We also have amazing natural landscapes, and this year, it’s been an exceptional year for wildflowers. We have abundant wildlife in the park, including great birding and black bear populations. We also have incredibly scenic hiking trails, so there is a lot to enjoy in addition to the cliff dwellings.
Let’s talk a little bit about your background. How did you learn about the Park Service and how did you come to work at Mesa Verde?
I grew up in the Midwest and grew up traveling with my family to National Parks throughout the country, but many of them were in the West. I really came to love National Parks and from an early age, I came to cherish those experiences with my family. When I was in college, I was studying natural resources and environmental sciences at Purdue University, and I found a position as a Student Conservation Association volunteer. It’s a pretty common program, even now, for people to get their foot in the door in the Park Service. I spent a summer season at Zion National Park with the SCA and I was hooked. I continued to work at Zion on and off as a seasonal ranger for a number of years, and then I was able to get a permanent job at Petrified Forest National Park and continued to work in six or seven other parks. I landed here at Mesa Verde back in 2000.
Mesa Verde National Park (Mike Goad - Pixabay)
The question of Leave No Trace, conservation, and stewardship is perhaps more layered and nuanced when we’re talking about archaeological landscapes. So in the true spirit of learning, I guess my question is then, why is this ethic important to you personally, and then how is it important to the mission of Mesa Verde National Park?

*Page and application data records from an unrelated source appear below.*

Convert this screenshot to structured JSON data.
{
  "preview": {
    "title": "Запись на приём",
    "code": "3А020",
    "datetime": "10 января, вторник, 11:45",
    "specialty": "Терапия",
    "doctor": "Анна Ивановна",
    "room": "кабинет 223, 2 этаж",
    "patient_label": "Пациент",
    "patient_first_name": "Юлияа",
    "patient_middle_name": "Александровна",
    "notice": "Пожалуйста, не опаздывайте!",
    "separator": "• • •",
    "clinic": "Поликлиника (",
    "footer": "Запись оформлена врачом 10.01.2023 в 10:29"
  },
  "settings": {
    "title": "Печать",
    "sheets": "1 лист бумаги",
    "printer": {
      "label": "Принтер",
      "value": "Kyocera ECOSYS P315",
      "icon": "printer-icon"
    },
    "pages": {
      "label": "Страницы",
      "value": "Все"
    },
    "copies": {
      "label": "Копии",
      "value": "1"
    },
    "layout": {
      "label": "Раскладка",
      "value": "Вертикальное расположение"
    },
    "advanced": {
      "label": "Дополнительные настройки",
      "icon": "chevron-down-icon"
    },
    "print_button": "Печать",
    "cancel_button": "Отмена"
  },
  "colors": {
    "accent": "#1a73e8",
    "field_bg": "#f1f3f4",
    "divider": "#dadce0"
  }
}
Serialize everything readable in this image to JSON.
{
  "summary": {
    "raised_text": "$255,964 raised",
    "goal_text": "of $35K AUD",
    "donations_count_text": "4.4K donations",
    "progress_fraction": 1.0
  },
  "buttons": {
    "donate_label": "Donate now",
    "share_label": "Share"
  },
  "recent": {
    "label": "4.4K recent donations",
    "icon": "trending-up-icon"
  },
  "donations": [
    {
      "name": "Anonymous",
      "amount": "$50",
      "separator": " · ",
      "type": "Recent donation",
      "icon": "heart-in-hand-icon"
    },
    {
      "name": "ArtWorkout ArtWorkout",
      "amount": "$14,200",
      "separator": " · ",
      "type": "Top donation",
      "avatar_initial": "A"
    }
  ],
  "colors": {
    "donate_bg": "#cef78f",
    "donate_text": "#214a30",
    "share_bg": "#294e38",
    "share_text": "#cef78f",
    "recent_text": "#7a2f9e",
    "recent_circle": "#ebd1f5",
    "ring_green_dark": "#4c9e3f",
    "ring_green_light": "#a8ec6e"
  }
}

It’s hard to describe, and yes, we tend to use different terminology when we’re talking about archaeological landscapes. The main thing that we spend a lot of time talking about is to leave everything exactly where you found it and to not pick up or move things around. In some more natural places, you do sometimes find stone or pottery pieces on the land, and both from an ethical and research perspective, it’s really important to not pick anything up, to not take anything, and to not move artifacts around. And then when we take people through cliff dwellings, we try to encourage people to move very lightly through the cliff dwellings and not sit or climb on walls. Natural skin oil can leave stains and then people can inadvertently break off pieces of mortar or plaster that have been there for almost 800 years.
The other thing that we’re really strict about is food and drink. When we go into cliff dwellings we don’t allow people to eat or drink anything except for water. Not only is trash that’s left behind unsightly, but the other issue is that trash and crumbs can encourage rodents to come to the cliff dwellings. They often dig holes in the buildings or walls, or they begin to build nests, all of which can be pretty destructive.
Visitors tour the cliff dwellings at Mesa Verde National Park (rspuijbroek - Pixabay)
This has been such an interesting interview – thank you so much. One last question: the big takeaway? What do you want people to leave with after visiting Mesa Verde?
We really try to illustrate to visitors that even though we may be separated by 800 years of time from the people who lived in these cliffs, they were still just families and kids and grandmas and grandpas. They were families that are just like our families. They have spent their days in very different ways than we spend our days today. They may have worn different clothing and they may have lived in a different kind of house, but they had all the same joys and happiness and heartache and many of the same challenges that people do today. And so, we really try to help people make that connection to the past and make that connection to a culture that is really very different from our culture. People are just people. No matter where and no matter when they lived. People are just people.
Outside the visitor's center at Mesa Verde National Park (mdherren - Pixabay)